You started as the EU’s Commissioner for Consumer Affairs on January 1 2007. How has the standing of consumer rights in Europe altered in that time?

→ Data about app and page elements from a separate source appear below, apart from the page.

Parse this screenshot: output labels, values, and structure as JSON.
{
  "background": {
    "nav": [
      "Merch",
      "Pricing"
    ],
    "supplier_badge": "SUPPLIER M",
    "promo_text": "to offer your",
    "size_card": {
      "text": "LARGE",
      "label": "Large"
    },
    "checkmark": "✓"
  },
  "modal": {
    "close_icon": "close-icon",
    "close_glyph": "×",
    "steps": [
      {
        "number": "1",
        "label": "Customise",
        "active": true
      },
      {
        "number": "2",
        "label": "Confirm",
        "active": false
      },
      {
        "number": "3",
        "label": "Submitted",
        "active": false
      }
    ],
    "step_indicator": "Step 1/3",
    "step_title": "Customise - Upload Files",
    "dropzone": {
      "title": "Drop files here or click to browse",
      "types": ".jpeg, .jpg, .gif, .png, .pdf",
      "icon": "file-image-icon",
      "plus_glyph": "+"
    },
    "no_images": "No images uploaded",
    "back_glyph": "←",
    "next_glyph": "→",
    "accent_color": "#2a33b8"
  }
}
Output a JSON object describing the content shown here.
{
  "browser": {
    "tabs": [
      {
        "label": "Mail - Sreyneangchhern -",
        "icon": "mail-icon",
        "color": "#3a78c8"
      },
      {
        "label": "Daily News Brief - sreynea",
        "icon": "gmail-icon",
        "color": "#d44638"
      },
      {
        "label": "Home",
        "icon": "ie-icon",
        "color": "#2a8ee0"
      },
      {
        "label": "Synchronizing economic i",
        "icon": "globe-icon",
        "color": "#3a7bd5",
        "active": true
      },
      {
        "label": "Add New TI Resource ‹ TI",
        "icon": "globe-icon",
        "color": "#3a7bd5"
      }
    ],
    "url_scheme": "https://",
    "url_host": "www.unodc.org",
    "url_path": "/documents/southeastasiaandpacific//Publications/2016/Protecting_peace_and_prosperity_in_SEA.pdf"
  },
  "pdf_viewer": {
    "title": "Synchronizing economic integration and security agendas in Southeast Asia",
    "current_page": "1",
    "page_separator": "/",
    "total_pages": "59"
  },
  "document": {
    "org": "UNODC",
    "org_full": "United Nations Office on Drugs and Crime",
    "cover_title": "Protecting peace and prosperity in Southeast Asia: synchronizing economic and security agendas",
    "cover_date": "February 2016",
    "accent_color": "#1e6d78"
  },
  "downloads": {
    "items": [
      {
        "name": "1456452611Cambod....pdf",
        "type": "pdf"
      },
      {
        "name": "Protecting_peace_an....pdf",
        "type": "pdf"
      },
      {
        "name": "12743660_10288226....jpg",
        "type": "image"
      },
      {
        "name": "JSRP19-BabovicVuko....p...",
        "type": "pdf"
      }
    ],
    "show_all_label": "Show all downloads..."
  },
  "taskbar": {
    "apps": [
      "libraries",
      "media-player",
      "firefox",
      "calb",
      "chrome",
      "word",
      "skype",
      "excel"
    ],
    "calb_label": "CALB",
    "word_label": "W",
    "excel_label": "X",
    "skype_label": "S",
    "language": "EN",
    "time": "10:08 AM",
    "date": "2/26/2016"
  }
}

I am very proud that I have been awarded the honour of being the first EU Commissioner with sole responsibility for the consumer affairs portfolio. This is such a broad, all-encompassing portfolio – covering economy, law, civil rights, environment, sustainable development – and can bring real changes to consumers around Europe. After I arrived, policy for consumers has shifted to focus more on the services sector and the digital environment sector and we have even started for the first time to look at sustainable consumption. Before this, consumer policy was effective in tackling issues like the safety of goods and advertising and consumer rights. Starting to look towards these new challenges, like conditions for consumers at retail level in, for example, energy consumer bills, and on the big new challenges of the digital world, like e-commerce and privacy issues – that has really been for me an important achievement.